Show every line of the data that includes the word "screenshot".

**** Record set ****

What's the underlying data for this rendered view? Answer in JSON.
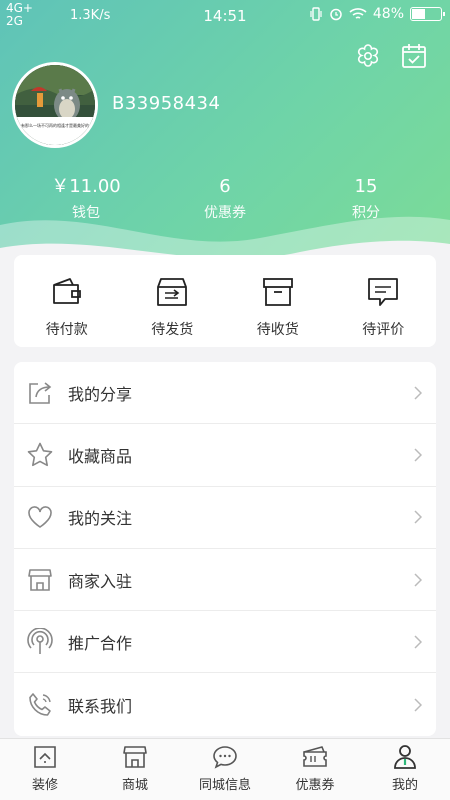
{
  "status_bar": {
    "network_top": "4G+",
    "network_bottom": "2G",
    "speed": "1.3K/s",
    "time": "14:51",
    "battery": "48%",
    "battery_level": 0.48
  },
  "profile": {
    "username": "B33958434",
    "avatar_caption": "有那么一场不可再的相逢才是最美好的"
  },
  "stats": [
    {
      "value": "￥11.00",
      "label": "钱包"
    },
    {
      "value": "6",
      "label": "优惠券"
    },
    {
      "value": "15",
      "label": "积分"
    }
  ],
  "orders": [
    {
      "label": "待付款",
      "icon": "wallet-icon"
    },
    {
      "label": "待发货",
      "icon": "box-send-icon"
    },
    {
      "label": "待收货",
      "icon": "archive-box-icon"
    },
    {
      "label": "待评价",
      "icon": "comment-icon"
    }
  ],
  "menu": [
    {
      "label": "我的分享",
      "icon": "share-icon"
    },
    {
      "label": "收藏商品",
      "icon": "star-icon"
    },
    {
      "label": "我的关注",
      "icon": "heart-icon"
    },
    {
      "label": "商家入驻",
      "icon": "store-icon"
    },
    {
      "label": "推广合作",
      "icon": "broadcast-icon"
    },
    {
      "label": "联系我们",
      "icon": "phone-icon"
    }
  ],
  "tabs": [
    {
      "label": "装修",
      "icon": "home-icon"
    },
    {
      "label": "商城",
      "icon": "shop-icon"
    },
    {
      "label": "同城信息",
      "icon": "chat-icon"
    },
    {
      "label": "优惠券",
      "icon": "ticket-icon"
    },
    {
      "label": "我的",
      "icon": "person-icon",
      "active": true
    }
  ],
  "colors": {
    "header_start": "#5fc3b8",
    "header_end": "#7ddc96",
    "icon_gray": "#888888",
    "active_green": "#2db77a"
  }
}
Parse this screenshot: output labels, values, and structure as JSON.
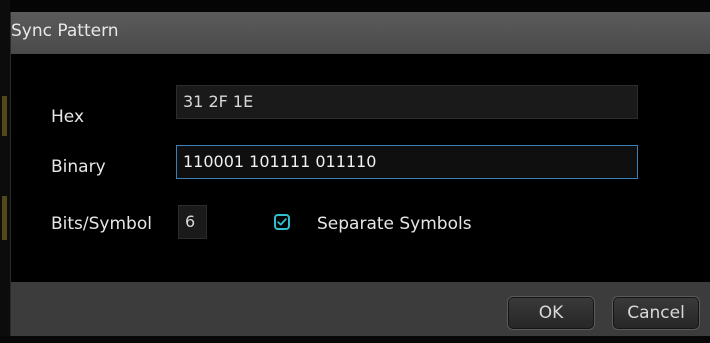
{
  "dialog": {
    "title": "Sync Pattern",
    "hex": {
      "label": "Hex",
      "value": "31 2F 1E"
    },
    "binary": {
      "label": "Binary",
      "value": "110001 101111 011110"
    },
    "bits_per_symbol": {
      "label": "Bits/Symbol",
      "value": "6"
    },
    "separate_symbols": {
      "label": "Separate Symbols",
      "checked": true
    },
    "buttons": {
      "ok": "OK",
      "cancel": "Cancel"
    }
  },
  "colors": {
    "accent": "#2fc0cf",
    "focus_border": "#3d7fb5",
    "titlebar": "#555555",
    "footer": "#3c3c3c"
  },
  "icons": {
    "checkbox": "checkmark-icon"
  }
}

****
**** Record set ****

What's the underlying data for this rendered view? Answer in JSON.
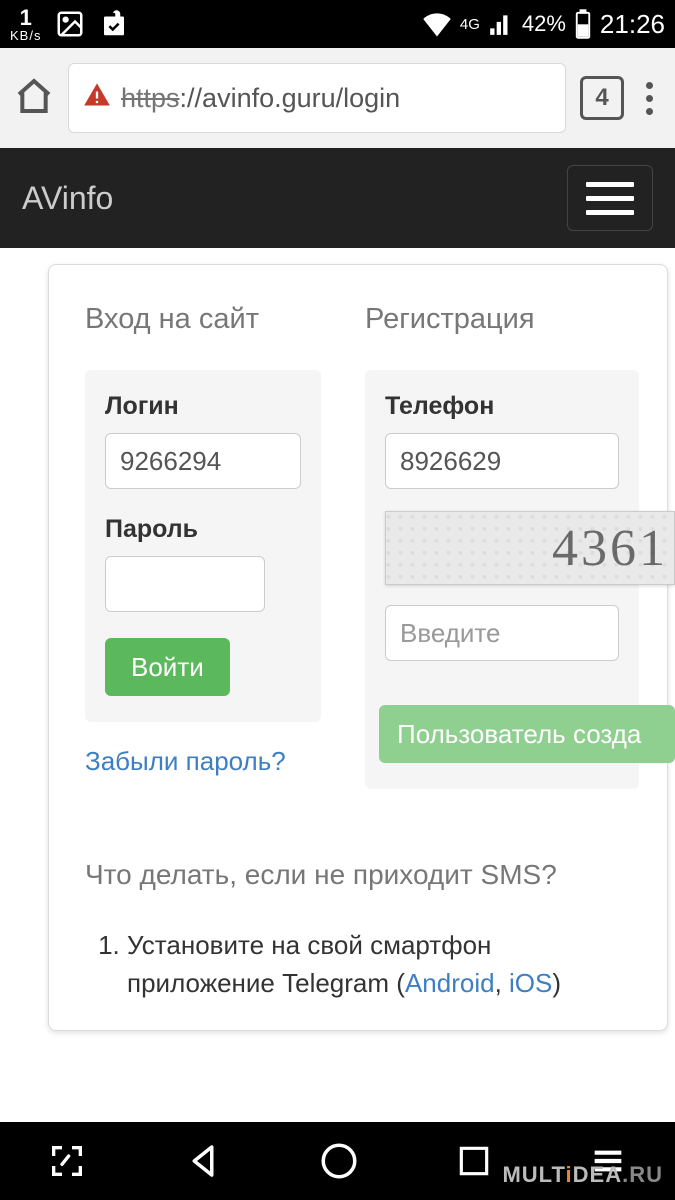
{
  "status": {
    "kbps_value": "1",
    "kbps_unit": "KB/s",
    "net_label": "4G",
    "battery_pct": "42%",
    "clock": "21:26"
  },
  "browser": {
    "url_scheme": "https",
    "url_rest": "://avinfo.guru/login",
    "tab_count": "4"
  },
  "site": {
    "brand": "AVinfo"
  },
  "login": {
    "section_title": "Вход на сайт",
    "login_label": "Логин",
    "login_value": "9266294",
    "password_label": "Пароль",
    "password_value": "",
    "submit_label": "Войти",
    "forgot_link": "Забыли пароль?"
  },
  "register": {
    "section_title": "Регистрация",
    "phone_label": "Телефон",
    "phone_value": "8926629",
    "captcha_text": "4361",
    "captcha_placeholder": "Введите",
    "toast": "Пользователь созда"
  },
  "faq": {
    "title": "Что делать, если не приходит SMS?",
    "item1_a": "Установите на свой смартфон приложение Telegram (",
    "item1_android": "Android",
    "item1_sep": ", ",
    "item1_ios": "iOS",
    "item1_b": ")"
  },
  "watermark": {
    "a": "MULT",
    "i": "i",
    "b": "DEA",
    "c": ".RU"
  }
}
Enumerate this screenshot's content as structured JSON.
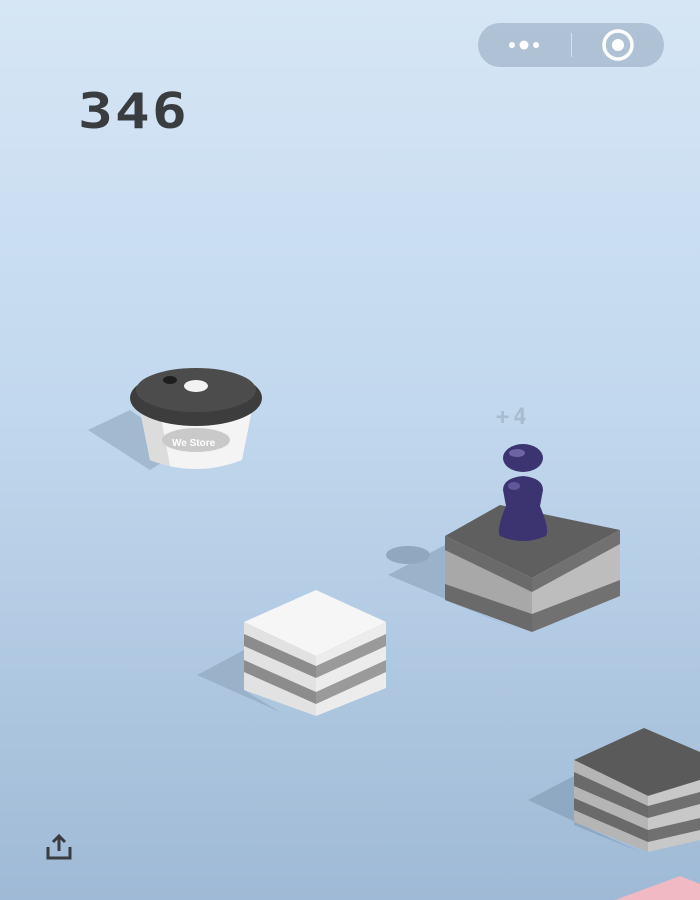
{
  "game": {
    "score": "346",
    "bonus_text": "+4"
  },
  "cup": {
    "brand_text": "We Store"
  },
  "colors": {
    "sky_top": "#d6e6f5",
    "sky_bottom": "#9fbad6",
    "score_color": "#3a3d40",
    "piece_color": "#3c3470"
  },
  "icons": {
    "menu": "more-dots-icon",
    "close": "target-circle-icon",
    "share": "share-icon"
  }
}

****

Answer box →
Parse this screenshot: output labels, values, and structure as JSON.
Enumerate this screenshot's content as structured JSON.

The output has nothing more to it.